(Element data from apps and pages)
■ ■ ■ ■ ■ ■ ■
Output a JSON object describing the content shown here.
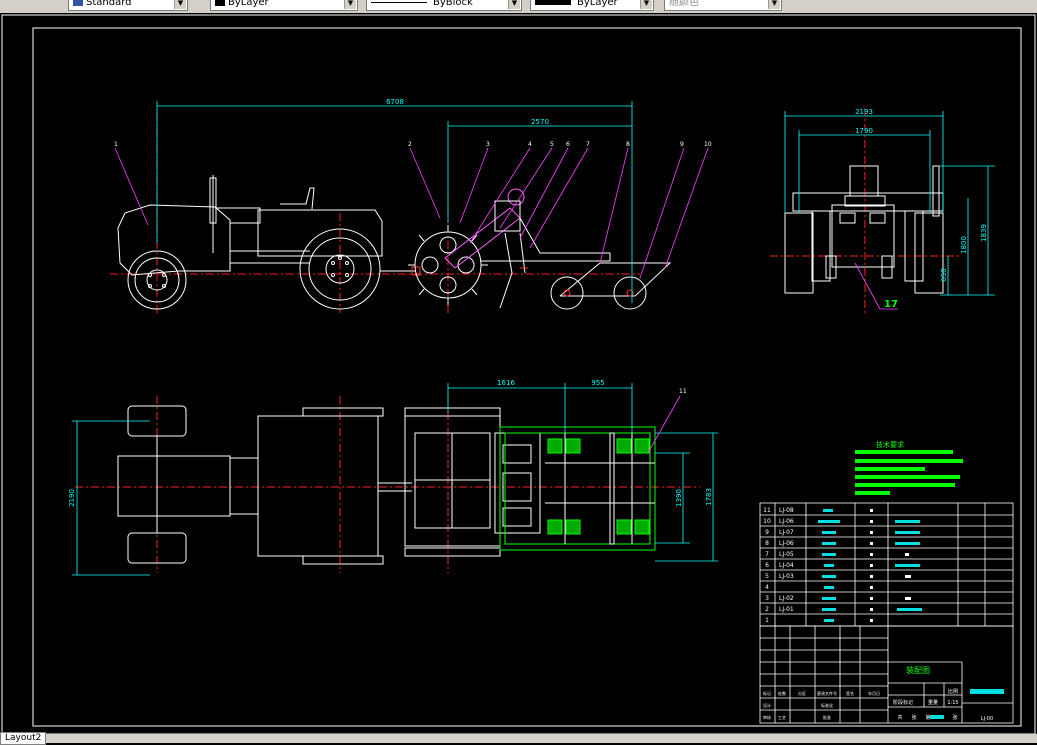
{
  "toolbar": {
    "text_style": "Standard",
    "layer_color": "ByLayer",
    "linetype": "ByBlock",
    "lineweight": "ByLayer",
    "plot_style": "随颜色"
  },
  "layout_tab": "Layout2",
  "drawing": {
    "side_view": {
      "dim_overall": "6708",
      "dim_rear": "2570",
      "balloons": [
        "1",
        "2",
        "3",
        "4",
        "5",
        "6",
        "7",
        "8",
        "9",
        "10"
      ]
    },
    "rear_view": {
      "dim_width": "2193",
      "dim_track": "1790",
      "dim_height_a": "1839",
      "dim_height_b": "1800",
      "dim_height_c": "650",
      "balloon": "17"
    },
    "top_view": {
      "dim_a": "1616",
      "dim_b": "955",
      "dim_width": "2190",
      "dim_c": "1390",
      "dim_d": "1783",
      "balloon": "11"
    },
    "tech_requirements_title": "技术要求",
    "bom_rows": [
      {
        "no": "11",
        "code": "LJ-08"
      },
      {
        "no": "10",
        "code": "LJ-06"
      },
      {
        "no": "9",
        "code": "LJ-07"
      },
      {
        "no": "8",
        "code": "LJ-06"
      },
      {
        "no": "7",
        "code": "LJ-05"
      },
      {
        "no": "6",
        "code": "LJ-04"
      },
      {
        "no": "5",
        "code": "LJ-03"
      },
      {
        "no": "4",
        "code": ""
      },
      {
        "no": "3",
        "code": "LJ-02"
      },
      {
        "no": "2",
        "code": "LJ-01"
      },
      {
        "no": "1",
        "code": ""
      }
    ],
    "title_block": {
      "name": "装配图",
      "scale_label": "比例",
      "scale": "1:15",
      "drawing_no": "LJ-00",
      "weight_label": "重量",
      "stage_label": "阶段标记",
      "left_labels": [
        "标记",
        "处数",
        "分区",
        "更改文件号",
        "签名",
        "年月日"
      ],
      "row_labels": [
        "设计",
        "审核",
        "工艺",
        "标准化",
        "批准"
      ],
      "sheet_labels": [
        "共",
        "张",
        "第",
        "张"
      ]
    }
  }
}
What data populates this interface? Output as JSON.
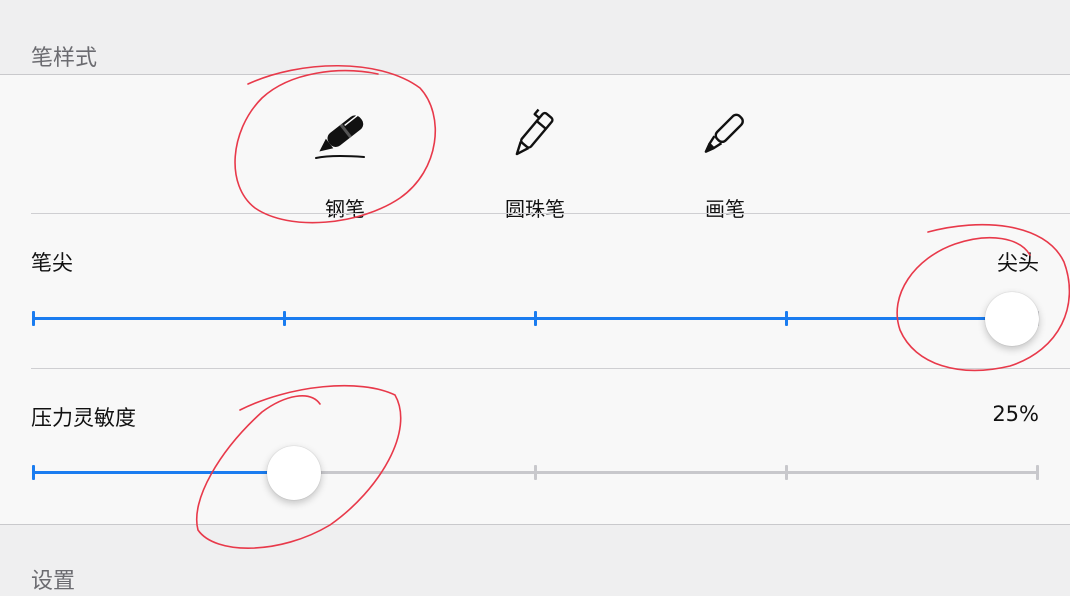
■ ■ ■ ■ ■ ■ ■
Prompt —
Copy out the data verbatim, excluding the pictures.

Problem solution —
Output a JSON object describing the content shown here.
{
  "toolbar": {
    "text_style": "Standard",
    "layer_color": "ByLayer",
    "linetype": "ByBlock",
    "lineweight": "ByLayer",
    "plot_style": "随颜色"
  },
  "layout_tab": "Layout2",
  "drawing": {
    "side_view": {
      "dim_overall": "6708",
      "dim_rear": "2570",
      "balloons": [
        "1",
        "2",
        "3",
        "4",
        "5",
        "6",
        "7",
        "8",
        "9",
        "10"
      ]
    },
    "rear_view": {
      "dim_width": "2193",
      "dim_track": "1790",
      "dim_height_a": "1839",
      "dim_height_b": "1800",
      "dim_height_c": "650",
      "balloon": "17"
    },
    "top_view": {
      "dim_a": "1616",
      "dim_b": "955",
      "dim_width": "2190",
      "dim_c": "1390",
      "dim_d": "1783",
      "balloon": "11"
    },
    "tech_requirements_title": "技术要求",
    "bom_rows": [
      {
        "no": "11",
        "code": "LJ-08"
      },
      {
        "no": "10",
        "code": "LJ-06"
      },
      {
        "no": "9",
        "code": "LJ-07"
      },
      {
        "no": "8",
        "code": "LJ-06"
      },
      {
        "no": "7",
        "code": "LJ-05"
      },
      {
        "no": "6",
        "code": "LJ-04"
      },
      {
        "no": "5",
        "code": "LJ-03"
      },
      {
        "no": "4",
        "code": ""
      },
      {
        "no": "3",
        "code": "LJ-02"
      },
      {
        "no": "2",
        "code": "LJ-01"
      },
      {
        "no": "1",
        "code": ""
      }
    ],
    "title_block": {
      "name": "装配图",
      "scale_label": "比例",
      "scale": "1:15",
      "drawing_no": "LJ-00",
      "weight_label": "重量",
      "stage_label": "阶段标记",
      "left_labels": [
        "标记",
        "处数",
        "分区",
        "更改文件号",
        "签名",
        "年月日"
      ],
      "row_labels": [
        "设计",
        "审核",
        "工艺",
        "标准化",
        "批准"
      ],
      "sheet_labels": [
        "共",
        "张",
        "第",
        "张"
      ]
    }
  }
}
What data populates this interface? Output as JSON.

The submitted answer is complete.